[Entries from a dataset of interfaces]
□ □ □ □

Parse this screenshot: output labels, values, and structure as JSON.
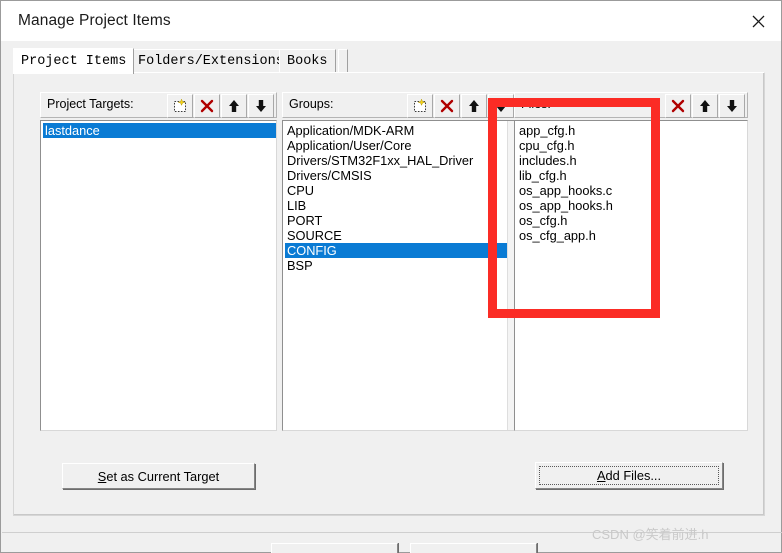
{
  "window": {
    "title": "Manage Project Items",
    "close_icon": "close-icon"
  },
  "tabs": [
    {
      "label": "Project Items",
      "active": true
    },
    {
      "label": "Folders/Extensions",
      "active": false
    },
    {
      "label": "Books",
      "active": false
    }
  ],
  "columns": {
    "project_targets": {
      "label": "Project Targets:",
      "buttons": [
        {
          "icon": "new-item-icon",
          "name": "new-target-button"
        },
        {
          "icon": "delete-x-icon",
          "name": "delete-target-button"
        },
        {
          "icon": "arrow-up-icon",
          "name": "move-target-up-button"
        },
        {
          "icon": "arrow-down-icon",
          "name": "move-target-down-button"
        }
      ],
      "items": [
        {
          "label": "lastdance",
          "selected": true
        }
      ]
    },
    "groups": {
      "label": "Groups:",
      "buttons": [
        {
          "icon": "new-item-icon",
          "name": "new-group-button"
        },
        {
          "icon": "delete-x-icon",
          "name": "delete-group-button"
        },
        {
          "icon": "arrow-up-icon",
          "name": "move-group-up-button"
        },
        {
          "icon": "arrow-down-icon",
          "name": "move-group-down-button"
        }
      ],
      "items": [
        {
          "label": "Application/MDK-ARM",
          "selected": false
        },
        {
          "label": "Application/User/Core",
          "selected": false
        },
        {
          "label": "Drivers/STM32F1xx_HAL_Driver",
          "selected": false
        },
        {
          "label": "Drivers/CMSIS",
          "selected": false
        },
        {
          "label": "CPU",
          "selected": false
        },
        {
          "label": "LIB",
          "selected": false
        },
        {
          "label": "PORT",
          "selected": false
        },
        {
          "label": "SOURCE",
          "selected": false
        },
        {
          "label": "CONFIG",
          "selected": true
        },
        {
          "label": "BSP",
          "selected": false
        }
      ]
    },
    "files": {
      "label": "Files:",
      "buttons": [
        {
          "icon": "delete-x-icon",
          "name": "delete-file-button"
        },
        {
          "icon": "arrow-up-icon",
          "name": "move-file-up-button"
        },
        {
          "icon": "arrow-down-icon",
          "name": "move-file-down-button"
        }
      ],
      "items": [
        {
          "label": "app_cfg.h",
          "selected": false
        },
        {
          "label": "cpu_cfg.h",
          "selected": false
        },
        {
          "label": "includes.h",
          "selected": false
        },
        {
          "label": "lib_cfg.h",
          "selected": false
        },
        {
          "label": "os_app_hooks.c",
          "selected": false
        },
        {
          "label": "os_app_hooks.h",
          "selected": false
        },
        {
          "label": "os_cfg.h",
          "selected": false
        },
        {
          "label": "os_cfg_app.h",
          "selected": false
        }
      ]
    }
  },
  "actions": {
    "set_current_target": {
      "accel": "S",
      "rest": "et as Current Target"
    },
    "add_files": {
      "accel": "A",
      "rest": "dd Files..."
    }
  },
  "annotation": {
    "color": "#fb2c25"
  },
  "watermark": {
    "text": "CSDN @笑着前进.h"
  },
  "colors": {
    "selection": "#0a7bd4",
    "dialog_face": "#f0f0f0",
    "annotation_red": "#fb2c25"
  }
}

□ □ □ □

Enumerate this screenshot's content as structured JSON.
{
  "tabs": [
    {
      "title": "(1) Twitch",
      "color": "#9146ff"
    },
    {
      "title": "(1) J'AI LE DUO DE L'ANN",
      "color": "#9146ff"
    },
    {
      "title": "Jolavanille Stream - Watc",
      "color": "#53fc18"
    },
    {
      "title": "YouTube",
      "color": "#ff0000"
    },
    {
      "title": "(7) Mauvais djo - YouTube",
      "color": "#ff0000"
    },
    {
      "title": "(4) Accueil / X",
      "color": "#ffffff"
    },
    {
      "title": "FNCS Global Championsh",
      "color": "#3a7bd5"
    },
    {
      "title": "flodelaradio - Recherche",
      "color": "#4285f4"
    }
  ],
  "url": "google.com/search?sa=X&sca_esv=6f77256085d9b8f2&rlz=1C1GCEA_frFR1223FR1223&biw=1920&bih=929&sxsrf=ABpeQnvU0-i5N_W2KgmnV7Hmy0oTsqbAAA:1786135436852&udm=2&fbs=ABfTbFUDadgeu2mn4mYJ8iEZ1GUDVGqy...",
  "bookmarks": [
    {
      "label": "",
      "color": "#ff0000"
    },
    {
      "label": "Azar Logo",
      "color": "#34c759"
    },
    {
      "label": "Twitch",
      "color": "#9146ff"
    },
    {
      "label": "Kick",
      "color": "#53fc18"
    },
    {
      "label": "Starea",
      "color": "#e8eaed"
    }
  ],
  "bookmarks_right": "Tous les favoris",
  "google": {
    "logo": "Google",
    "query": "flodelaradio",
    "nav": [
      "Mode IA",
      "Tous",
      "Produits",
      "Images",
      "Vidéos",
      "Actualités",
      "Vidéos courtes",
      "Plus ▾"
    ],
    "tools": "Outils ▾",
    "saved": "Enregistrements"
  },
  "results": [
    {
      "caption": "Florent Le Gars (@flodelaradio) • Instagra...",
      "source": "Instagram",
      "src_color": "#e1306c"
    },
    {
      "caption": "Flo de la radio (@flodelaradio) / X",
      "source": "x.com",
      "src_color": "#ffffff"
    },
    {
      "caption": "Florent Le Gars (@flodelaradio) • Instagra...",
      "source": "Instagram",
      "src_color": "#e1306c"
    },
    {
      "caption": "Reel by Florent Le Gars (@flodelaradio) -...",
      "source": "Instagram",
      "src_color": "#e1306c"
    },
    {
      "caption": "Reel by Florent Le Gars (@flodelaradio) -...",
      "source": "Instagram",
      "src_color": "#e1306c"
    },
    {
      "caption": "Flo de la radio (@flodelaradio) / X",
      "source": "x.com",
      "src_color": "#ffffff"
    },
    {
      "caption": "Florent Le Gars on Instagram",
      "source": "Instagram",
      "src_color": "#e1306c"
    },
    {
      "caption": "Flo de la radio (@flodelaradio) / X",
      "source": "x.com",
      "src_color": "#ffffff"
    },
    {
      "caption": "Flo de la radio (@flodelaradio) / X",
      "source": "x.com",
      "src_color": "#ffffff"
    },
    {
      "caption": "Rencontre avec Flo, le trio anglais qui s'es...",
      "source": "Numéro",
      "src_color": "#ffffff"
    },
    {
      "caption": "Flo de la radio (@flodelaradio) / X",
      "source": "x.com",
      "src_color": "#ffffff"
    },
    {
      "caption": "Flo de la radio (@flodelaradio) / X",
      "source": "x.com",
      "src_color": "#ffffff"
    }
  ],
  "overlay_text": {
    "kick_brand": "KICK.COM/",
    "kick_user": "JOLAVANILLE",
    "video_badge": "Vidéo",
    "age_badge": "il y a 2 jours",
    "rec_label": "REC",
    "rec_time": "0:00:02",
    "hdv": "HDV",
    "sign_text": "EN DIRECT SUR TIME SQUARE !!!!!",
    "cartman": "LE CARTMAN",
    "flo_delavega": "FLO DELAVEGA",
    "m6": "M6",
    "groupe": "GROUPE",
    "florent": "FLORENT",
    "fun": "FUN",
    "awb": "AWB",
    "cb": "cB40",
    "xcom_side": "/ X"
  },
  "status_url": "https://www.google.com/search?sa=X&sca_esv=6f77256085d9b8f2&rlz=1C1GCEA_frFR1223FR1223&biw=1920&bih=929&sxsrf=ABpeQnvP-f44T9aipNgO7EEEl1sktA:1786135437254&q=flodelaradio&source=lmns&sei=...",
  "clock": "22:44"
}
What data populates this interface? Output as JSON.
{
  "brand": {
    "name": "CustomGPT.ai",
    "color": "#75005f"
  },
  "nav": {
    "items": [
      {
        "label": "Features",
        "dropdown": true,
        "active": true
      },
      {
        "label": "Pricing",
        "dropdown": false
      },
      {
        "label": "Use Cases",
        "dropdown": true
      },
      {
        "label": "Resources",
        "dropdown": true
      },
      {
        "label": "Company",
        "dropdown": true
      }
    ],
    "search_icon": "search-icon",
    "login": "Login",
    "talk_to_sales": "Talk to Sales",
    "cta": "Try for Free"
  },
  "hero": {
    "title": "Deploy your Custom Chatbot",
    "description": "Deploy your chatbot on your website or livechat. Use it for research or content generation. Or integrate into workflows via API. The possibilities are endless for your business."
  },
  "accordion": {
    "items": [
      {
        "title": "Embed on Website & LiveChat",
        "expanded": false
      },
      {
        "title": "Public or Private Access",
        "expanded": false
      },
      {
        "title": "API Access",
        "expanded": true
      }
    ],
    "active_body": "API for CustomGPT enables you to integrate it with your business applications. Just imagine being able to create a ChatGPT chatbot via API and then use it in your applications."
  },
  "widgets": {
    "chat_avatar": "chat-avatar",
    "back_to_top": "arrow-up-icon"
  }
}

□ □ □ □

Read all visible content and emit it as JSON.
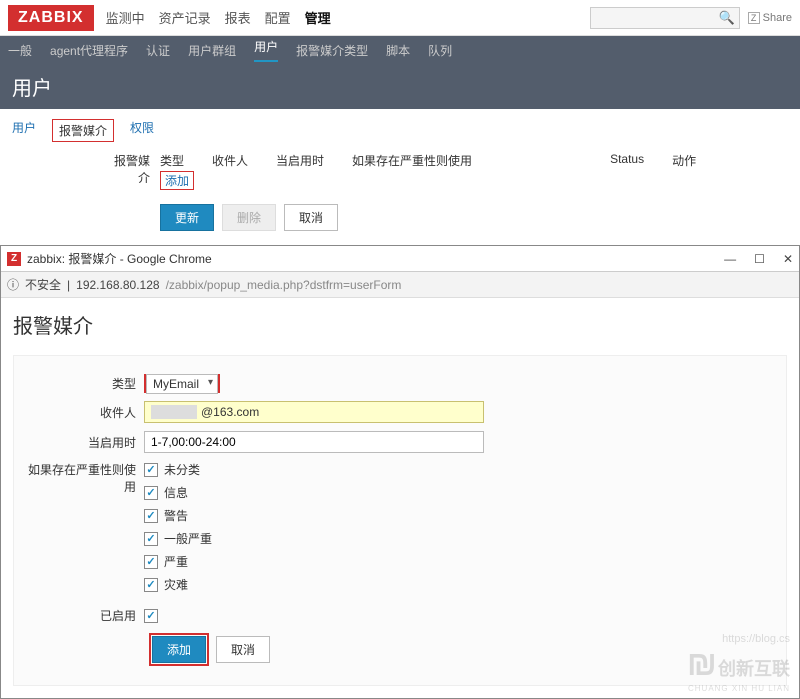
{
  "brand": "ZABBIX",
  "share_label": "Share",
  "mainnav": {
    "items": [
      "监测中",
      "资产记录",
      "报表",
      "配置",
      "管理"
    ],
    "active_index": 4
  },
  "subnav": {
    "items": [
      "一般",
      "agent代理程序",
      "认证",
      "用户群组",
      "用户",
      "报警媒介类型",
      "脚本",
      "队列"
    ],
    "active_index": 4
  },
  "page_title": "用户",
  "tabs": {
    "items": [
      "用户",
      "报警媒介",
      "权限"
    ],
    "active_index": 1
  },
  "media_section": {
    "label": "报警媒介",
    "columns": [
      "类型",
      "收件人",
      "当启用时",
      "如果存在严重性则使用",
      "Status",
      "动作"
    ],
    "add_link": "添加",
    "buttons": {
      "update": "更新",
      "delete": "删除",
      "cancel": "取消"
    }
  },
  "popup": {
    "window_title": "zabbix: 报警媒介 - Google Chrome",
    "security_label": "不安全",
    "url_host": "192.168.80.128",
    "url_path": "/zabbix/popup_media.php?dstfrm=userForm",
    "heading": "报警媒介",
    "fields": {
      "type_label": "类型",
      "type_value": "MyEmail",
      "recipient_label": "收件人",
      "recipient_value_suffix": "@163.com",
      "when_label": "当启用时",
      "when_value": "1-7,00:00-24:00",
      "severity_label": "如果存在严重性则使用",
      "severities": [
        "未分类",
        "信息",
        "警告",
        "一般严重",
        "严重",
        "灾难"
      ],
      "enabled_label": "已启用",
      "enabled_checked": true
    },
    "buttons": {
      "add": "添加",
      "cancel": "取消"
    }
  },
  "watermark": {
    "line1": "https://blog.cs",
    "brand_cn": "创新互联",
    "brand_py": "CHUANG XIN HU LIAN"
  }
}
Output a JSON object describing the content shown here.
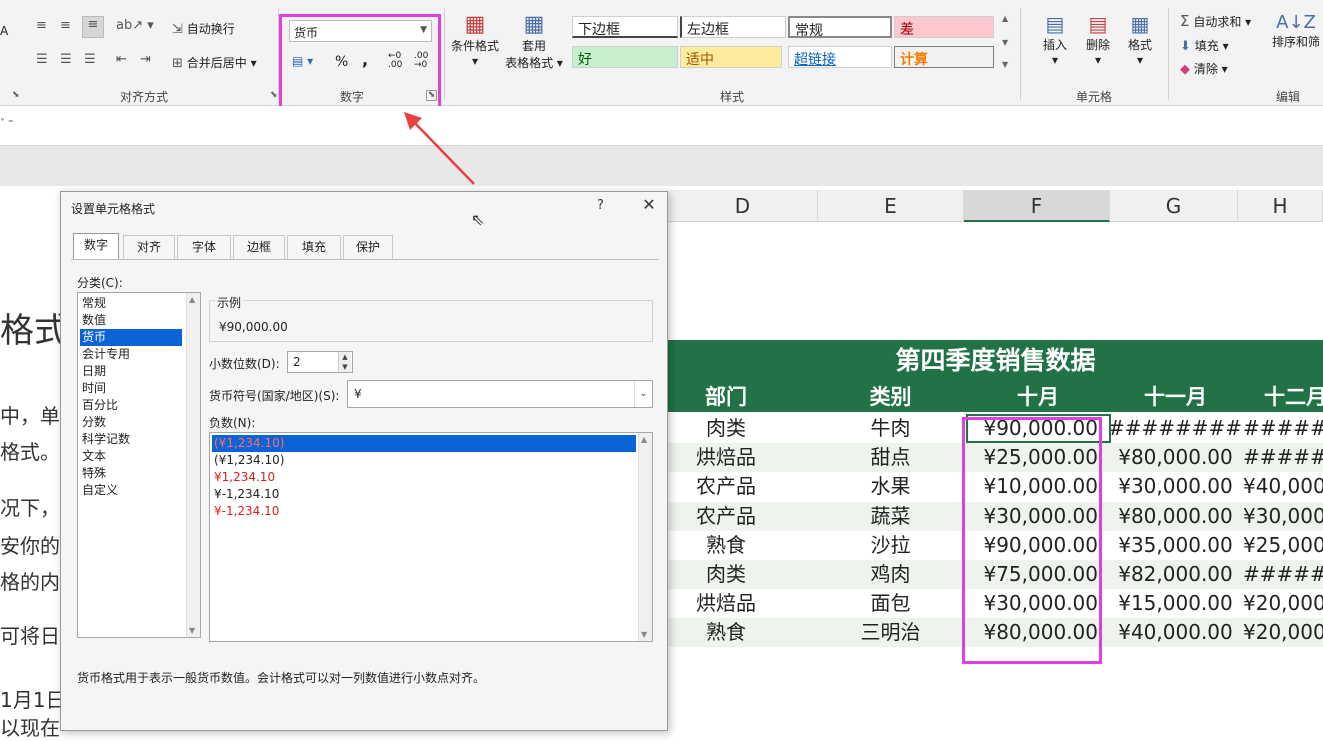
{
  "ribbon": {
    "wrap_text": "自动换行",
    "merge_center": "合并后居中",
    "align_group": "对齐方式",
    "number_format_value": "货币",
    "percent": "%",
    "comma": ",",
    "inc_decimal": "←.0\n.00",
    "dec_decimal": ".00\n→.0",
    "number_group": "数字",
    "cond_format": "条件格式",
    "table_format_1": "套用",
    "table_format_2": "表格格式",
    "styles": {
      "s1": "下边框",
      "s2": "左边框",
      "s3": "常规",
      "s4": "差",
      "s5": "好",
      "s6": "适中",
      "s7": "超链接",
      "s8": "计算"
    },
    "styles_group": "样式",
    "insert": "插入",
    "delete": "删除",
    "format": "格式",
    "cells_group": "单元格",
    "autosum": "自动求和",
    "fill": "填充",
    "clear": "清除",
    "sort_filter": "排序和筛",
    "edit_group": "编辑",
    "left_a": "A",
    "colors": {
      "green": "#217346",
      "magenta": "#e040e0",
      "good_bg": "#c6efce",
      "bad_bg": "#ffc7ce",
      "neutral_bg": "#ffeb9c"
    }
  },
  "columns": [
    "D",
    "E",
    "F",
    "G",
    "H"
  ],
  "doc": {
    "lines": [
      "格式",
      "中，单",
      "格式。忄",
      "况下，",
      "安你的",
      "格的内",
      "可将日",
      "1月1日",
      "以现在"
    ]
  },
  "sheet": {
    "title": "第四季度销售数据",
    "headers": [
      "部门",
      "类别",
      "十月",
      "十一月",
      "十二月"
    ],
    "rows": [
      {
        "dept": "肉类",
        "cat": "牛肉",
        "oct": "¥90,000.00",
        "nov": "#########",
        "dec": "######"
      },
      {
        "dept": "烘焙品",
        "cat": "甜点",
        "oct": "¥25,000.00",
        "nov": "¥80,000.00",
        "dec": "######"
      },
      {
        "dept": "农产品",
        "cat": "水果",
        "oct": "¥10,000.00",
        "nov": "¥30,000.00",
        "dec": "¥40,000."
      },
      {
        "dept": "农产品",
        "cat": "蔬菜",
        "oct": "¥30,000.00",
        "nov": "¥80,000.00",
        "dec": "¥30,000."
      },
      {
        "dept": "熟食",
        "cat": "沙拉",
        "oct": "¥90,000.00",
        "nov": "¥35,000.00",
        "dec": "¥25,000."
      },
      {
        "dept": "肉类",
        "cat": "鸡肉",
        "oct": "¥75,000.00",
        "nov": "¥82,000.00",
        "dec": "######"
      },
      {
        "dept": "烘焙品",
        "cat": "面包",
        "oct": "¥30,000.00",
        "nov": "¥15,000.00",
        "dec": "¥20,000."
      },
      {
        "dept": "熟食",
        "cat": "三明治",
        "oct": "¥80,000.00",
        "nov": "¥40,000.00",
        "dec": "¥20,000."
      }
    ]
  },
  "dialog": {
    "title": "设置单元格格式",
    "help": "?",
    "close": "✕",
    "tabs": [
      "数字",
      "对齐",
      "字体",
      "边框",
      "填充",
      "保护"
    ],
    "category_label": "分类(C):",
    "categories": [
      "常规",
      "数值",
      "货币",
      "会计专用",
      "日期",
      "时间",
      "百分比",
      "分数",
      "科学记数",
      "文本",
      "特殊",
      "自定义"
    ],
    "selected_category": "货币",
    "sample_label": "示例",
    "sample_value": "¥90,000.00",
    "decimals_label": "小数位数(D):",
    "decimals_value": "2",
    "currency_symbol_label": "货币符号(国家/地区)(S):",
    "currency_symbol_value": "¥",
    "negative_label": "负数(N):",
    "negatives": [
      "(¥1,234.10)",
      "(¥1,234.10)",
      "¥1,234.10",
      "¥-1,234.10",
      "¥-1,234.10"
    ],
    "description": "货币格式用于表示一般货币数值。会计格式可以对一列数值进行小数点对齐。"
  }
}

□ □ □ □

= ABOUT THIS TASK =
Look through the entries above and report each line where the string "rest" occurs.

= ANSWER BOX =
      "rest": "et as Current Target"
      "rest": "dd Files..."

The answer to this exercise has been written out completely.